After nearly fourteen years as a parent, the friends from my children’s babyhoods (or beforehand) are much more than touchstones; they are people I’ve been through it with on this end of the family equation, people I trust, people I respect. From the early parenting days—sleep deprivation, poop, breastfeeding, claustrophobia, unbridled fear—through all sorts of unexpected moments—boy wearing dress, broken leg, feather in cheek, struggles with handwriting, loss of extended family members, meanness and kindness—I feel so lucky to have friends who love my babies alongside me. My kids’ homes away from home make me feel comforted, too, as my friends’ rejoicing in my kids’ triumphs make me feel that much more delighted by their accomplishments. Raising a family is so intense; the incredible realization dawns that there is, within the village required to pull off such a gargantuan task, a core group of individuals remembering the steps you’ve taken, literally walking alongside you.

Speaking of villages, the virtual connections made as a writer—people who have edited pieces, or been inspirations, people who have championed my work and vice versa—these ties, over time and with strong literal support of the ever more socially wired Internet, also feed my life in really wonderful ways these days. Working for the most part in isolation as a freelance writer, how satisfying it is to have fellow writers (many of them also parents, writing about parenthood) in my daily life. I love reading what they write. I love the occasions I have to speak or visit (live!) with them. I love getting to share their work with friends outside the writers’ village. Mostly, I love being part of a community of smart, eloquent, funny, compassionate people (yes, mostly women, but not exclusively).

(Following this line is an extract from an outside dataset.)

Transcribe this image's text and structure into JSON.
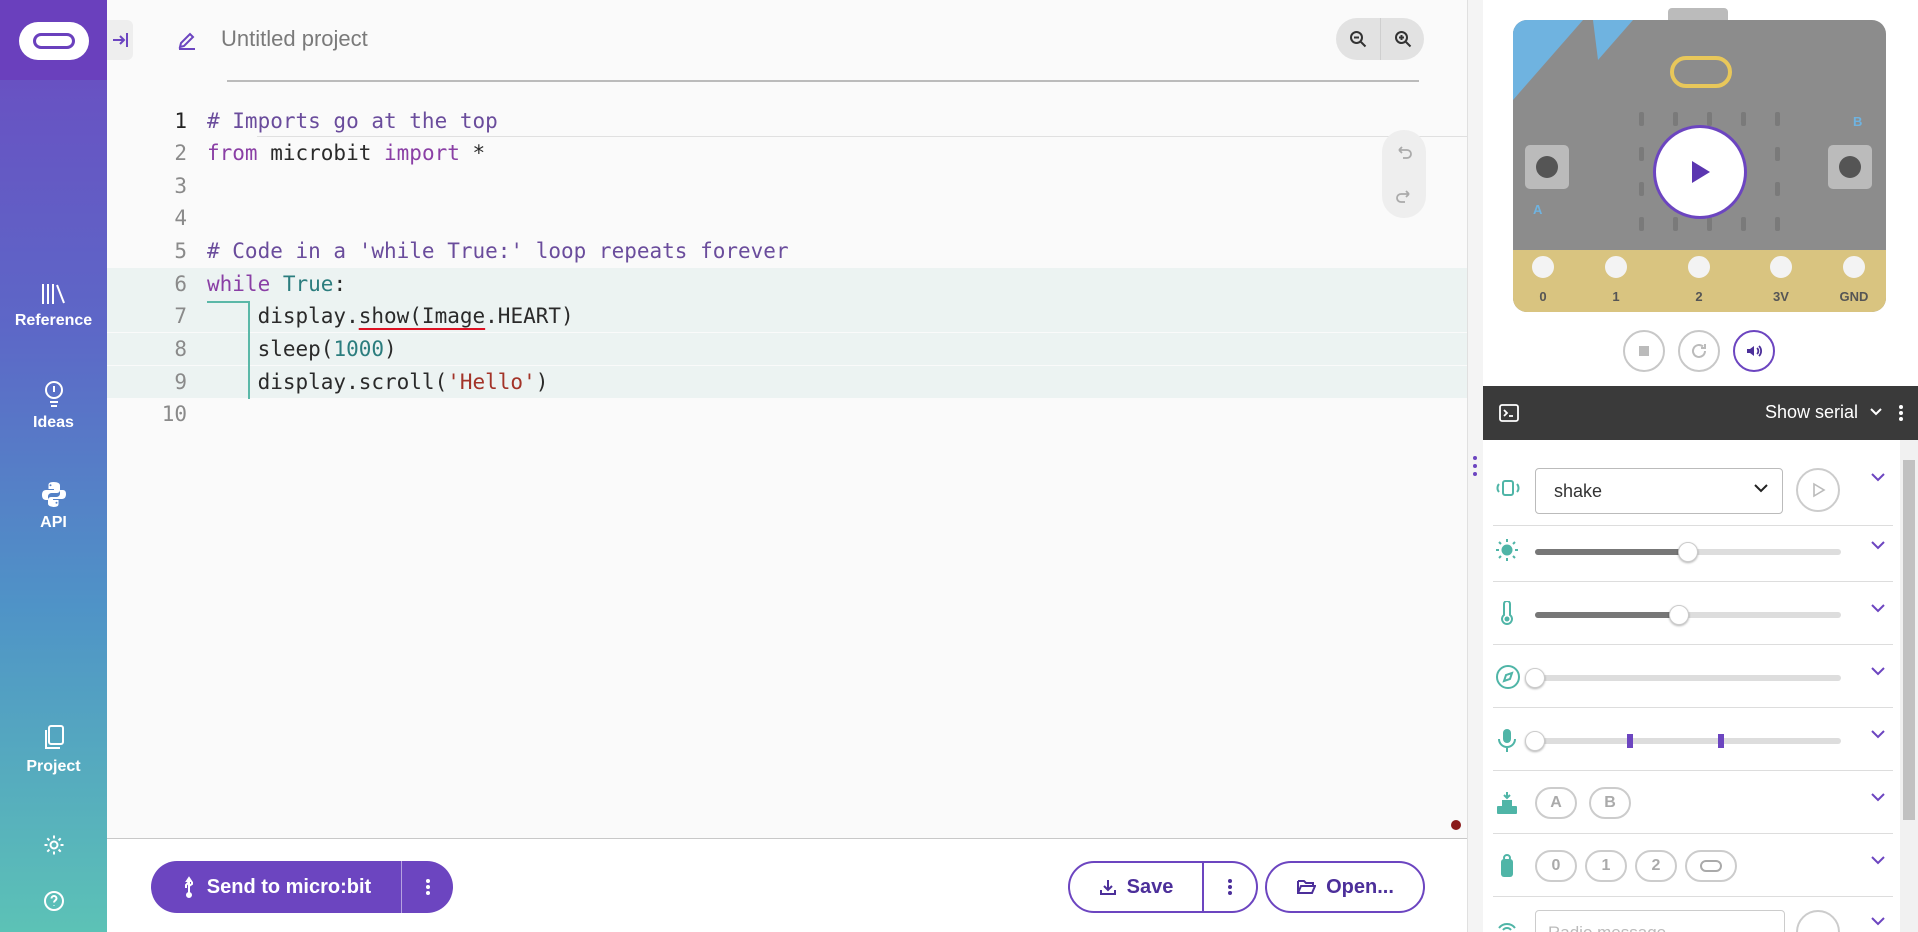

My mother’s friendships (which included her sister, who has passed away, and still includes a generous handful of cousins) have always been characterized—to my mind and I think hers as well—by a very strong inner circle. Her decades-long tried and true friends (also the case for my mother-in-law) have always served as the greatest role models. Friends can really, truly show up for one another. Early in my parents’ separation and divorce process, my mother’s friend (and mine), Linda, called her daily and came over for supper weekly. She just was part of life. My mother has been the same for Linda, simply part of whatever happened. My mother-in-law just returned from North Carolina, driving her dear friend, Esther, down to Greensboro, where Esther will serve for the next couple of years as Provost at Bennett College. That’s just a tiny example of the myriad ways she and Esther have accompanied one another through their lives. They are not only friends, but also collaborators and politically aligned spirits.

Maybe the most apt analogy for friendships is compost. Bits of life experience transmogrify into fertile soil. In order for this to occur, turning and time, air, patience, some TLC—and trust—are all required (humor helps, too). What’s required is seeing not the things ceded but the new things made, the richness revealed, the growth supported and celebrated and earned.